Data excerpts
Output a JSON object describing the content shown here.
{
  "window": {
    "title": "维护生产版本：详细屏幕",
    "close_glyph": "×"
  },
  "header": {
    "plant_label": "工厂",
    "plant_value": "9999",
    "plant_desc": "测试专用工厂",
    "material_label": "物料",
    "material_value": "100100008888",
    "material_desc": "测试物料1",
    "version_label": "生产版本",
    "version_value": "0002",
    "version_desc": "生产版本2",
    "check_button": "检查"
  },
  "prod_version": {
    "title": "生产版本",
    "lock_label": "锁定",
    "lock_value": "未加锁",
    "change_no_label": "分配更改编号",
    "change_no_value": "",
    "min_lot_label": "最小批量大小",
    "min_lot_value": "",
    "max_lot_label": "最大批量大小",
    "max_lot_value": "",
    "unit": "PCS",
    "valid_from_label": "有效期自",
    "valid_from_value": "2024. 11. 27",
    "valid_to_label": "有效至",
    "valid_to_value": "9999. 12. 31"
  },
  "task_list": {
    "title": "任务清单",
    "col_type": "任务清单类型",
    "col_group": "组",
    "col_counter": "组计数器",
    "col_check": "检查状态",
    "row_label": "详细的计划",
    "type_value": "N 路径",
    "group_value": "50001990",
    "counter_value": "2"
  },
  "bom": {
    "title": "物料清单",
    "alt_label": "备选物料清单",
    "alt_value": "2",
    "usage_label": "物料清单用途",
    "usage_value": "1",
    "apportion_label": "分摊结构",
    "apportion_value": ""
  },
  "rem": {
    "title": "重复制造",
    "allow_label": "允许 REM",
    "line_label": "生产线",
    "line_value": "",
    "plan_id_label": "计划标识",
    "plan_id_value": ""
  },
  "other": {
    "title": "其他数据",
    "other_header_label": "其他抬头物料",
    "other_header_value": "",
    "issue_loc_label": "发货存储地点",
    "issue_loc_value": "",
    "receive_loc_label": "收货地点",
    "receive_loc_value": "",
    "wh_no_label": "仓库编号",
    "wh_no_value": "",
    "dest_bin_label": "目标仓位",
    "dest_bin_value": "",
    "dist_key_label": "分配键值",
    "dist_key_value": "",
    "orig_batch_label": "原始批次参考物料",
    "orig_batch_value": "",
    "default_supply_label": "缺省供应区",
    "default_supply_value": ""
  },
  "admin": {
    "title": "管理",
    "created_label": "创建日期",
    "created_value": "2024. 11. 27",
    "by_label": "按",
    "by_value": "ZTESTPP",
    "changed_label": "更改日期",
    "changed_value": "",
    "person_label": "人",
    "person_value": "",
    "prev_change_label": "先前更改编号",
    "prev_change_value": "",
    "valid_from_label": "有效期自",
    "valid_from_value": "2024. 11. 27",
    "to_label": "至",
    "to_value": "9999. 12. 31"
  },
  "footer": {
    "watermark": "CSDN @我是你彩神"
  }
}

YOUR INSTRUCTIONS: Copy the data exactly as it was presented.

RESPONSE FOR THIS EXERCISE:
Output a JSON object describing the content shown here.
{
  "window": {
    "title": "维护生产版本：详细屏幕",
    "close_glyph": "×"
  },
  "header": {
    "plant_label": "工厂",
    "plant_value": "9999",
    "plant_desc": "测试专用工厂",
    "material_label": "物料",
    "material_value": "100100008888",
    "material_desc": "测试物料1",
    "version_label": "生产版本",
    "version_value": "0002",
    "version_desc": "生产版本2",
    "check_button": "检查"
  },
  "prod_version": {
    "title": "生产版本",
    "lock_label": "锁定",
    "lock_value": "未加锁",
    "change_no_label": "分配更改编号",
    "change_no_value": "",
    "min_lot_label": "最小批量大小",
    "min_lot_value": "",
    "max_lot_label": "最大批量大小",
    "max_lot_value": "",
    "unit": "PCS",
    "valid_from_label": "有效期自",
    "valid_from_value": "2024. 11. 27",
    "valid_to_label": "有效至",
    "valid_to_value": "9999. 12. 31"
  },
  "task_list": {
    "title": "任务清单",
    "col_type": "任务清单类型",
    "col_group": "组",
    "col_counter": "组计数器",
    "col_check": "检查状态",
    "row_label": "详细的计划",
    "type_value": "N 路径",
    "group_value": "50001990",
    "counter_value": "2"
  },
  "bom": {
    "title": "物料清单",
    "alt_label": "备选物料清单",
    "alt_value": "2",
    "usage_label": "物料清单用途",
    "usage_value": "1",
    "apportion_label": "分摊结构",
    "apportion_value": ""
  },
  "rem": {
    "title": "重复制造",
    "allow_label": "允许 REM",
    "line_label": "生产线",
    "line_value": "",
    "plan_id_label": "计划标识",
    "plan_id_value": ""
  },
  "other": {
    "title": "其他数据",
    "other_header_label": "其他抬头物料",
    "other_header_value": "",
    "issue_loc_label": "发货存储地点",
    "issue_loc_value": "",
    "receive_loc_label": "收货地点",
    "receive_loc_value": "",
    "wh_no_label": "仓库编号",
    "wh_no_value": "",
    "dest_bin_label": "目标仓位",
    "dest_bin_value": "",
    "dist_key_label": "分配键值",
    "dist_key_value": "",
    "orig_batch_label": "原始批次参考物料",
    "orig_batch_value": "",
    "default_supply_label": "缺省供应区",
    "default_supply_value": ""
  },
  "admin": {
    "title": "管理",
    "created_label": "创建日期",
    "created_value": "2024. 11. 27",
    "by_label": "按",
    "by_value": "ZTESTPP",
    "changed_label": "更改日期",
    "changed_value": "",
    "person_label": "人",
    "person_value": "",
    "prev_change_label": "先前更改编号",
    "prev_change_value": "",
    "valid_from_label": "有效期自",
    "valid_from_value": "2024. 11. 27",
    "to_label": "至",
    "to_value": "9999. 12. 31"
  },
  "footer": {
    "watermark": "CSDN @我是你彩神"
  }
}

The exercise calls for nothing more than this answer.